→ Work task
Return each record shown below exactly, with none omitted.

→ Data provided
+-------+

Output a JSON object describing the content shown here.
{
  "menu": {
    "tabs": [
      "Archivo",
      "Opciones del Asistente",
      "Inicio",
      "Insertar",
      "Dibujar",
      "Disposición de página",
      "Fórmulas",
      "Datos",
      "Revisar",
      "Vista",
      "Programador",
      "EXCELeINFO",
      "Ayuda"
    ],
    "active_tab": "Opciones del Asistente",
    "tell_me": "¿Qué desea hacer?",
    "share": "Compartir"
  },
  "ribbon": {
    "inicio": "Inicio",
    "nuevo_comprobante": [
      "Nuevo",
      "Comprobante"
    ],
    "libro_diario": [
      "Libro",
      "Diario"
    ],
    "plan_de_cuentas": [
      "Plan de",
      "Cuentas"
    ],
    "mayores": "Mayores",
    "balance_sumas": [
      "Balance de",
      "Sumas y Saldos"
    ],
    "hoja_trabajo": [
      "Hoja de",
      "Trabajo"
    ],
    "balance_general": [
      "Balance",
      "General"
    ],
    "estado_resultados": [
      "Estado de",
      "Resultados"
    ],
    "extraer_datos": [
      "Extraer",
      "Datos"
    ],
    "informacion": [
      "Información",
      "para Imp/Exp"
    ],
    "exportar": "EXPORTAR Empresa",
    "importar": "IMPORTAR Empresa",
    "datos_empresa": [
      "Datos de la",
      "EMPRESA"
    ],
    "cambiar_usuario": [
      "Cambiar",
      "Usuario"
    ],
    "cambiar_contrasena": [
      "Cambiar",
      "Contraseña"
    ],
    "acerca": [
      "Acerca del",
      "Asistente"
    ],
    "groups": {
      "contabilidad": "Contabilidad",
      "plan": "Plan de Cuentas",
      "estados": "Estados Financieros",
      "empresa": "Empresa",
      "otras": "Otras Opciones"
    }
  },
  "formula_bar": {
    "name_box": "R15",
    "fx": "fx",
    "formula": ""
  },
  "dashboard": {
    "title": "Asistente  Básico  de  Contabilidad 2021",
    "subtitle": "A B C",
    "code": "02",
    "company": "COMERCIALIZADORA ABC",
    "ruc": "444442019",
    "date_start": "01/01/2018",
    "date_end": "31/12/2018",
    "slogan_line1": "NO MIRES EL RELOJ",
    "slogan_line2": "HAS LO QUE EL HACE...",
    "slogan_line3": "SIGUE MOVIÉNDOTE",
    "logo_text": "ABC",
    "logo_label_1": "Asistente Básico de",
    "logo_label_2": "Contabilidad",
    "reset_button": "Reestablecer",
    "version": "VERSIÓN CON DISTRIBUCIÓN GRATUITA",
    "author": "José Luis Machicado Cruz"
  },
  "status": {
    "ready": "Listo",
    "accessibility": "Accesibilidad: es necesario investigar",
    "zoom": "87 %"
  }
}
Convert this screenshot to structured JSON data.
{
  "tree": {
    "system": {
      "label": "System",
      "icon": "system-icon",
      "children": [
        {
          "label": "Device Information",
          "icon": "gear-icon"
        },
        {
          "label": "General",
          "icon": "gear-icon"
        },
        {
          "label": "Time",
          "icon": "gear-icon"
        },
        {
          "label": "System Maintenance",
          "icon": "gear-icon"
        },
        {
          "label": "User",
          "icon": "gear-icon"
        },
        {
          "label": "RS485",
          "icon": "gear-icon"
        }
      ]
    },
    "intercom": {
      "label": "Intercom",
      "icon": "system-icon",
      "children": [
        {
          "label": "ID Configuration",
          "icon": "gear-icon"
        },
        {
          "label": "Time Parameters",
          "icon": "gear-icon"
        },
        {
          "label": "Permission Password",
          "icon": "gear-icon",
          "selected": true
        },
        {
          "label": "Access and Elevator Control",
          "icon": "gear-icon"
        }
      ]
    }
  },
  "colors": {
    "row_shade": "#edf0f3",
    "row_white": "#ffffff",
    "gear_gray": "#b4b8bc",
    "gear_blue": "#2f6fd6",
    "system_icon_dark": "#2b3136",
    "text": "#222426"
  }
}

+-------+

→ Your solution
Output a JSON object describing the content shown here.
{
  "menu": {
    "tabs": [
      "Archivo",
      "Opciones del Asistente",
      "Inicio",
      "Insertar",
      "Dibujar",
      "Disposición de página",
      "Fórmulas",
      "Datos",
      "Revisar",
      "Vista",
      "Programador",
      "EXCELeINFO",
      "Ayuda"
    ],
    "active_tab": "Opciones del Asistente",
    "tell_me": "¿Qué desea hacer?",
    "share": "Compartir"
  },
  "ribbon": {
    "inicio": "Inicio",
    "nuevo_comprobante": [
      "Nuevo",
      "Comprobante"
    ],
    "libro_diario": [
      "Libro",
      "Diario"
    ],
    "plan_de_cuentas": [
      "Plan de",
      "Cuentas"
    ],
    "mayores": "Mayores",
    "balance_sumas": [
      "Balance de",
      "Sumas y Saldos"
    ],
    "hoja_trabajo": [
      "Hoja de",
      "Trabajo"
    ],
    "balance_general": [
      "Balance",
      "General"
    ],
    "estado_resultados": [
      "Estado de",
      "Resultados"
    ],
    "extraer_datos": [
      "Extraer",
      "Datos"
    ],
    "informacion": [
      "Información",
      "para Imp/Exp"
    ],
    "exportar": "EXPORTAR Empresa",
    "importar": "IMPORTAR Empresa",
    "datos_empresa": [
      "Datos de la",
      "EMPRESA"
    ],
    "cambiar_usuario": [
      "Cambiar",
      "Usuario"
    ],
    "cambiar_contrasena": [
      "Cambiar",
      "Contraseña"
    ],
    "acerca": [
      "Acerca del",
      "Asistente"
    ],
    "groups": {
      "contabilidad": "Contabilidad",
      "plan": "Plan de Cuentas",
      "estados": "Estados Financieros",
      "empresa": "Empresa",
      "otras": "Otras Opciones"
    }
  },
  "formula_bar": {
    "name_box": "R15",
    "fx": "fx",
    "formula": ""
  },
  "dashboard": {
    "title": "Asistente  Básico  de  Contabilidad 2021",
    "subtitle": "A B C",
    "code": "02",
    "company": "COMERCIALIZADORA ABC",
    "ruc": "444442019",
    "date_start": "01/01/2018",
    "date_end": "31/12/2018",
    "slogan_line1": "NO MIRES EL RELOJ",
    "slogan_line2": "HAS LO QUE EL HACE...",
    "slogan_line3": "SIGUE MOVIÉNDOTE",
    "logo_text": "ABC",
    "logo_label_1": "Asistente Básico de",
    "logo_label_2": "Contabilidad",
    "reset_button": "Reestablecer",
    "version": "VERSIÓN CON DISTRIBUCIÓN GRATUITA",
    "author": "José Luis Machicado Cruz"
  },
  "status": {
    "ready": "Listo",
    "accessibility": "Accesibilidad: es necesario investigar",
    "zoom": "87 %"
  }
}
Convert this screenshot to structured JSON data.
{
  "tree": {
    "system": {
      "label": "System",
      "icon": "system-icon",
      "children": [
        {
          "label": "Device Information",
          "icon": "gear-icon"
        },
        {
          "label": "General",
          "icon": "gear-icon"
        },
        {
          "label": "Time",
          "icon": "gear-icon"
        },
        {
          "label": "System Maintenance",
          "icon": "gear-icon"
        },
        {
          "label": "User",
          "icon": "gear-icon"
        },
        {
          "label": "RS485",
          "icon": "gear-icon"
        }
      ]
    },
    "intercom": {
      "label": "Intercom",
      "icon": "system-icon",
      "children": [
        {
          "label": "ID Configuration",
          "icon": "gear-icon"
        },
        {
          "label": "Time Parameters",
          "icon": "gear-icon"
        },
        {
          "label": "Permission Password",
          "icon": "gear-icon",
          "selected": true
        },
        {
          "label": "Access and Elevator Control",
          "icon": "gear-icon"
        }
      ]
    }
  },
  "colors": {
    "row_shade": "#edf0f3",
    "row_white": "#ffffff",
    "gear_gray": "#b4b8bc",
    "gear_blue": "#2f6fd6",
    "system_icon_dark": "#2b3136",
    "text": "#222426"
  }
}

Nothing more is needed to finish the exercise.